Exercise details: Nothing less than an exact copy of all the records is required.

Materials provided:
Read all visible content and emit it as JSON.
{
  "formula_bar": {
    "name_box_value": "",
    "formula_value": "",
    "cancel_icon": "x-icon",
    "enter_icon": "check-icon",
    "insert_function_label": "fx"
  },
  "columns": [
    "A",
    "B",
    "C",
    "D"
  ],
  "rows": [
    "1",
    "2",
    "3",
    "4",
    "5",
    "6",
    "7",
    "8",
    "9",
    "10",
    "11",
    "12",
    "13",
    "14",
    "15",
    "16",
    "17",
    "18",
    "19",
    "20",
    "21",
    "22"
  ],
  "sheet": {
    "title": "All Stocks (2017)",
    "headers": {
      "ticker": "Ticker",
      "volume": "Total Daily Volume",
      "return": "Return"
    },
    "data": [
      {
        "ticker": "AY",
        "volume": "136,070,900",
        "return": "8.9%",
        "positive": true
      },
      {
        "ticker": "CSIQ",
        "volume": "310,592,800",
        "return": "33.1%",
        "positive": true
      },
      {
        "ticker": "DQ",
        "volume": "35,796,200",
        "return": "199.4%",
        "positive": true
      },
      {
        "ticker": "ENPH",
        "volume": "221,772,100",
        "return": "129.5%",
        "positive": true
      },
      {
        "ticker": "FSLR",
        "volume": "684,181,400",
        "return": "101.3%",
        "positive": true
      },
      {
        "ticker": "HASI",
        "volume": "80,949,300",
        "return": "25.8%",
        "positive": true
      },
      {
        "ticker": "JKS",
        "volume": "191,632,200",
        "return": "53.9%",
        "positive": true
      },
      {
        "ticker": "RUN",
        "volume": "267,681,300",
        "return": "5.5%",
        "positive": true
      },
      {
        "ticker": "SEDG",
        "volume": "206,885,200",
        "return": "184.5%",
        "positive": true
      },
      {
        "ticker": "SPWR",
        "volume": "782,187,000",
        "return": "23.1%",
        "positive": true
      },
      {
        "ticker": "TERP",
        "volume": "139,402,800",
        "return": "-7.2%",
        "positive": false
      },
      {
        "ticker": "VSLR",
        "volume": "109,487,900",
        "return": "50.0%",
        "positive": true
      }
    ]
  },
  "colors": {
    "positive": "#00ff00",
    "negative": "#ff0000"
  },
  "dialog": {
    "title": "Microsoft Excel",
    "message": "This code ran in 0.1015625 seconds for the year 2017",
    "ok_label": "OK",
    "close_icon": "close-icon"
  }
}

Reply to the task:
Read all visible content and emit it as JSON.
{
  "formula_bar": {
    "name_box_value": "",
    "formula_value": "",
    "cancel_icon": "x-icon",
    "enter_icon": "check-icon",
    "insert_function_label": "fx"
  },
  "columns": [
    "A",
    "B",
    "C",
    "D"
  ],
  "rows": [
    "1",
    "2",
    "3",
    "4",
    "5",
    "6",
    "7",
    "8",
    "9",
    "10",
    "11",
    "12",
    "13",
    "14",
    "15",
    "16",
    "17",
    "18",
    "19",
    "20",
    "21",
    "22"
  ],
  "sheet": {
    "title": "All Stocks (2017)",
    "headers": {
      "ticker": "Ticker",
      "volume": "Total Daily Volume",
      "return": "Return"
    },
    "data": [
      {
        "ticker": "AY",
        "volume": "136,070,900",
        "return": "8.9%",
        "positive": true
      },
      {
        "ticker": "CSIQ",
        "volume": "310,592,800",
        "return": "33.1%",
        "positive": true
      },
      {
        "ticker": "DQ",
        "volume": "35,796,200",
        "return": "199.4%",
        "positive": true
      },
      {
        "ticker": "ENPH",
        "volume": "221,772,100",
        "return": "129.5%",
        "positive": true
      },
      {
        "ticker": "FSLR",
        "volume": "684,181,400",
        "return": "101.3%",
        "positive": true
      },
      {
        "ticker": "HASI",
        "volume": "80,949,300",
        "return": "25.8%",
        "positive": true
      },
      {
        "ticker": "JKS",
        "volume": "191,632,200",
        "return": "53.9%",
        "positive": true
      },
      {
        "ticker": "RUN",
        "volume": "267,681,300",
        "return": "5.5%",
        "positive": true
      },
      {
        "ticker": "SEDG",
        "volume": "206,885,200",
        "return": "184.5%",
        "positive": true
      },
      {
        "ticker": "SPWR",
        "volume": "782,187,000",
        "return": "23.1%",
        "positive": true
      },
      {
        "ticker": "TERP",
        "volume": "139,402,800",
        "return": "-7.2%",
        "positive": false
      },
      {
        "ticker": "VSLR",
        "volume": "109,487,900",
        "return": "50.0%",
        "positive": true
      }
    ]
  },
  "colors": {
    "positive": "#00ff00",
    "negative": "#ff0000"
  },
  "dialog": {
    "title": "Microsoft Excel",
    "message": "This code ran in 0.1015625 seconds for the year 2017",
    "ok_label": "OK",
    "close_icon": "close-icon"
  }
}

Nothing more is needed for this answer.